We collected — and tested — a ton of bourbon barrel staves before we found the ones that were just right.
For nearly a year, every drop of our spirit is aged in these Kentucky bourbon barrels to extract toasted vanilla, carmelized sugar, ripe fruit, and subtle orange notes from the old oak.
We attend to every detail to create our flavor profile. As great whiskey makers in Scotland and Japan do, we stabilize humidity to get optimal air-to-alcohol ratios to extract and concentrate flavors from this wonderful wood. And, since ultraviolet rays can degrade organic flavor compounds, we protect our aging spirits with low-UV lighting and tinted windows.
Though the angel’s share means we lose 10% of the spirit, our patience is well worth it. How do we know when it’s ready? By taste.

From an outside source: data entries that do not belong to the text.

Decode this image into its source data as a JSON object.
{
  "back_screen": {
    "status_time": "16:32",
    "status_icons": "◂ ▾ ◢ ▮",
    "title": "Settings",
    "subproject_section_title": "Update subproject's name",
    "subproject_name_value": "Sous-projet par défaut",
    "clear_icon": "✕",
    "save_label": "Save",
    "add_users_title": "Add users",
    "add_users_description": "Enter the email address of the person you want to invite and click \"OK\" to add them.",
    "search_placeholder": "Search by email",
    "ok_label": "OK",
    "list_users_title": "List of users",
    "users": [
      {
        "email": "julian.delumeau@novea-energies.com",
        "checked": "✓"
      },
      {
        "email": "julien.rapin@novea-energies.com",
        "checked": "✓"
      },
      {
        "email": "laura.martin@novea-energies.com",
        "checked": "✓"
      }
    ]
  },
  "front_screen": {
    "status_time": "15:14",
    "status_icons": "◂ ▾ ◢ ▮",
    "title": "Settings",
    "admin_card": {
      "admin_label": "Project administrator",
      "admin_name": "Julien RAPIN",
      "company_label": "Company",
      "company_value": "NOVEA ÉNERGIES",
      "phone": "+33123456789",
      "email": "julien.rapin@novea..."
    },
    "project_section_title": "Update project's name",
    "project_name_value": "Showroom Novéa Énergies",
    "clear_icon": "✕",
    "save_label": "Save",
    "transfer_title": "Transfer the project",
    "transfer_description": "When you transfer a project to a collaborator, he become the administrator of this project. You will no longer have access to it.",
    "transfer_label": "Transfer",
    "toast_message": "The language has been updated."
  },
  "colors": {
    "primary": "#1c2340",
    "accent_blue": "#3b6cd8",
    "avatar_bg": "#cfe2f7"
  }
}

Spirits age more quickly near the equator than in cold climates such as Scotland — the Texas heat expands oak fibers in the heat of the day and contracting them at night, letting great flavors out faster.
Some of the finest whiskeys in the world are finished in Oloroso sherry casks — ours is, too. To make it happen, we tried every sherry we could find and tracked our favorite to a bodega in Jerez, Spain.
Since three barrels of finely aged spirit fit into each Oloroso sherry finishing cask, Nick sips, matches, and balances barrels to maintain our flavor profile — and ensure that every drop attains the finest finish.
We collected and tested staves from this bodega’s Oloroso sherry casks until we found the best. These marvelous casks impart a rich, slightly sweet finish to our spirit — including hints of chocolate, rose, and ripe peaches.
Our spirit is fine and flavorful right out of the cask — we never chill filter the way many big distilleries do.
WE TREAT OUR BARRELS AND CASKS WITH TENDER LOVING CARE.
We treat our bourbon barrels and sherry casks with tender loving care. After a long journey from Kentucky or Jerez, Spain, a leak here or there is only to be expected.
Our resident barrel cooper, Nick, maintains our Kentucky bourbon barrels and Oloroso sherry casks by hand. He checks each hoop for tightness and places parchment between staves as needed.
Between batches, we rinse the barrels and let them swell overnight. To mend larger leaks, Nick “the cooper” hammers in pieces of French oak, or spiles, that swell into place. For smaller or tricky spots, he shims natural cattail reed into the seams.
Sometimes our spirit seeps right through a barrel’s woodgrain. In that case, we sand the grain and rub a mixture of wax and chalk over the wood to seal up the weep. Any and all sealants we use are all natural.
Aging and finishing 100% of our spirit in Kentucky bourbon barrels and Oloroso sherry casks takes time and energy — but we do it for superior flavor. And, we’d rather lose a little whiskey to the angel’s share or an occasional leak or weep than introduce unnecessary chemicals into our process.